Welcome to the Final Four of Museum Madness! In this round we are up against the Museum of Fine Arts, Boston to see whose artwork will advance to the Final. Vote for Van Gogh’s “Rain” by ‘liking’ it if you want to see it win against Boston’s “The Daughters of Edward Darley Boit.”

Rain,” 1889, Vincent van Gogh

The Daughters of Edward Darley Boit,” 1882, John Singer Sargent

The Daughters of Edward Darley Boit, 1882 
John Singer Sargent (1856 – 1925), American 

The painting is square and enormous; its size is almost eight feet square. What makes it so astonishing is the way in which the painter commanded space. One critic, when the painting was first exhibited, called it four corners and a void, because they found it so bizarre that everything was so disconnected from each other. It’s almost like the girls had been playing a game and somebody yelled stop, and they all stopped, wherever they happened to be. — at Museum of Fine Arts, Boston.


It’s the Museum Madness Championship! Unfortunately we didn’t collect enough votes to make it to the final faceoff against Museum of Fine Arts, Boston, but we still can vote for the winner.  Vote here and ‘like’ your favorite of the top two MFA works to determine the Museum Madness champion: John Singer Sargent’s “The Daughters of Edward Darley Boit” vs. Hokusai’s “The Great Wave.”

Under the Wave off Kanagawa (Kanagawa-oki nami-ura), also known as the Great Wave,“ about 1830–31, by Katsushika Hokusai

The Daughters of Edward Darley Boit,“ 1882, John Singer Sargent

John Singer Sargent, The Daughters of Edward Darley Boit, 1882, Museum of Fine Arts, Boston. Wiki Commons. 
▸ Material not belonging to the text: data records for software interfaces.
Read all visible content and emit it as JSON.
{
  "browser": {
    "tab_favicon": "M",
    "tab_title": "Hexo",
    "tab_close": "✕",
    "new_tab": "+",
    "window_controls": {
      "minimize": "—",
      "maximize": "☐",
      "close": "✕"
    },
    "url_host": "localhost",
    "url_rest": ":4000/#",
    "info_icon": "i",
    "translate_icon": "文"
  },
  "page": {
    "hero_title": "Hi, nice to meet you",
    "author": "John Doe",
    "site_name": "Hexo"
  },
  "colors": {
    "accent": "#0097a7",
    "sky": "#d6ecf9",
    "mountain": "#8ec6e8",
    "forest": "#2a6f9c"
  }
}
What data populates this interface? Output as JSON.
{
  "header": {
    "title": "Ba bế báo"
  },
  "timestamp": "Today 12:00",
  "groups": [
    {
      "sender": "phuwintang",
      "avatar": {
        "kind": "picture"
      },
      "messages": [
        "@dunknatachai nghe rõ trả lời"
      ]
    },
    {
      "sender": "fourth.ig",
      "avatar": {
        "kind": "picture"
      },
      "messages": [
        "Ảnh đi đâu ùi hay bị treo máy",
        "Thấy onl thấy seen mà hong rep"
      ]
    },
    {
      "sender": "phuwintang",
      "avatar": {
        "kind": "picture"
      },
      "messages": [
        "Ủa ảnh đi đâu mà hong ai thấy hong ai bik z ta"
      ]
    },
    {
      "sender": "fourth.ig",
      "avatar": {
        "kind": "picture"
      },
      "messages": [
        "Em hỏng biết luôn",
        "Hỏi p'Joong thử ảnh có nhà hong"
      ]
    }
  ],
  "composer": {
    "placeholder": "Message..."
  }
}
John Singer Sargent was an American expatriate artist who lived much of his life in Europe. He often painted similar people from these circles. This group portrait of the upper middle class Boit girls shows a clear influence by the works of Velasquez, though Sargent created an unconventional environment on the canvas. The room is cave-like and rather than being formally arranged, the girls are disparately placed with no relationship to each other.

The figures are almost dominated by the oversized Japanese vases. They are all wearing a similar smock that could mistake them for servants if their identity was not known. This uniformity of costume may be used to show their connection, however, their position within the canvas and of their bodies themselves demonstrates a psychological scene of disconnection and melancholy.

This may be imagined or even the girls’ response to being represented, but their extreme shyness may be a reaction to their lifestyle. Being transported across the Atlantic by their parents some sixteen times, they lived in Paris, Boston and Rome. Whether Sargent was sympathetic to the girls and their lives is unknown, but he gives them each space on the canvas. The consequence of this sort of peripatetic lifestyle on their young personalities became evident in the fact that none ever married, highly unusual for this time.

The two youngest girls shown at the front are highlighted, but in position and in brightness. Whether or not this was reflected in their personalities is conjecture, but they did go on to be the happier sisters, remaining close and the youngest becoming a successful artist. The oldest sisters are shown closer in proximity, yet further apart psychologically, with one not even facing the viewer. They would go on to become increasingly more isolated and suffer from debilitating mental illnesses.